The Department of Defense awarded eight defense contracts Friday, worth $294.5 million altogether. The big win of the day went to defense contractor Northrop Grumman (NYSE:NOC), which took home a $234.1 million contract (plus a smaller $8.9 million award) that consumed nearly $4 out of every $5 on offer.

Northrop's big contract came in the form of a contract modification funding the purchase of Large Aircraft Infrared Counter Measures (LAIRCM) hardware, and associated support services for the U.S. Air Force, Air National Guard, and for several foreign governments. Foreign participants in the foreign military sales portion of this contract include Australia, Germany, Saudi Arabia, and also the Strategic Airlift Capability-North Atlantic Treaty Organization (NATO) Airlift Management Programme. Delivery of all hardware and services is due by April 29, 2016.

LAIRCM is one of several programs under development by the Pentagon that are aimed at defending aircraft from surface-to-air missiles (SAMs or, as they're increasingly commonly being called, MANPADS -- for Man-Portable Air Defense Systems). In LAIRCM, Northrop's high-intensity Viper Laser targets and blinds incoming heat-seeking missiles to disable them before they can engage an aircraft on which LAIRCM is installed.

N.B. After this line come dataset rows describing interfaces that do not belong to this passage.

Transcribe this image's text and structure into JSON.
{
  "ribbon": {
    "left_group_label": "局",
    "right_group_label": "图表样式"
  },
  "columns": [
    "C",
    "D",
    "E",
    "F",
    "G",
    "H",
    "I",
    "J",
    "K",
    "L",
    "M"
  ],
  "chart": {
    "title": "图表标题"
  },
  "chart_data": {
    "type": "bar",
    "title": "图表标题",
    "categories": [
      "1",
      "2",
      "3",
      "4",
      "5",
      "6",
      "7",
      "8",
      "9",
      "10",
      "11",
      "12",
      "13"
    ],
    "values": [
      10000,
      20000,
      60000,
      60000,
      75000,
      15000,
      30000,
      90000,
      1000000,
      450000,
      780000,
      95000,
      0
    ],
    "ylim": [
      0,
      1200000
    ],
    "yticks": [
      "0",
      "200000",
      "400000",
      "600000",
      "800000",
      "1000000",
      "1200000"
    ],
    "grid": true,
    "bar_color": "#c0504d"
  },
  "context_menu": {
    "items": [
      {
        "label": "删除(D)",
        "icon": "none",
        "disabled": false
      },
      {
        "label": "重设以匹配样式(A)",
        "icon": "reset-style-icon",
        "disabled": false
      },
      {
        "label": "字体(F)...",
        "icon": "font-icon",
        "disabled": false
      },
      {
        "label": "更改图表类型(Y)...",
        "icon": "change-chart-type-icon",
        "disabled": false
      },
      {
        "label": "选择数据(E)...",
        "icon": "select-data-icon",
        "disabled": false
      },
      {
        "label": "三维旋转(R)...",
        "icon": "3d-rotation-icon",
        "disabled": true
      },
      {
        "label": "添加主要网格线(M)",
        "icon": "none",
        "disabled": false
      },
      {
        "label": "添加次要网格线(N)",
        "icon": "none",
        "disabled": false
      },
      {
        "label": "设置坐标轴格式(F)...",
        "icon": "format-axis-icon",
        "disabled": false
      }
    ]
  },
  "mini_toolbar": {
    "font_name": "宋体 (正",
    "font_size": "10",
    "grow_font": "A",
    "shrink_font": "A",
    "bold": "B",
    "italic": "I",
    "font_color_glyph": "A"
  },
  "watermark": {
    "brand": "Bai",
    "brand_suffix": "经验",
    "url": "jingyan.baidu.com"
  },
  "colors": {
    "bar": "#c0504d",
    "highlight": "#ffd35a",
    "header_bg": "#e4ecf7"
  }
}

The system is currently in use upon Sikorsky CH-53E helicopters, and plans are in place to install it also upon many different kinds of fixed-wing transport aircraft, such as C-17 and C-130 transports, as well as other helicopters.

Northrop also won a smaller contract Friday, worth $8.9 million. This one involved a firm-fixed-price order instructing Northrop to build two sets of AN/ALQ 240 (V) 1 weapons-repairable assemblies for use aboard Navy P-8A aircraft as part of an AN/ALQ 240 Electronic Support Measures Repair Depot standup at the Naval Surface Warfare Center (NSWC) Crane Division. Delivery of this equipment is due July 2016. 

Northrop Grumman LAIRCM "Guardian" anti-missile defense pod. Photo: Northrop Grumman.


Rich Smith has no position in any stocks mentioned. The Motley Fool owns shares of Northrop Grumman. Try any of our Foolish newsletter services free for 30 days. We Fools may not all hold the same opinions, but we all believe that considering a diverse range of insights makes us better investors. The Motley Fool has a disclosure policy.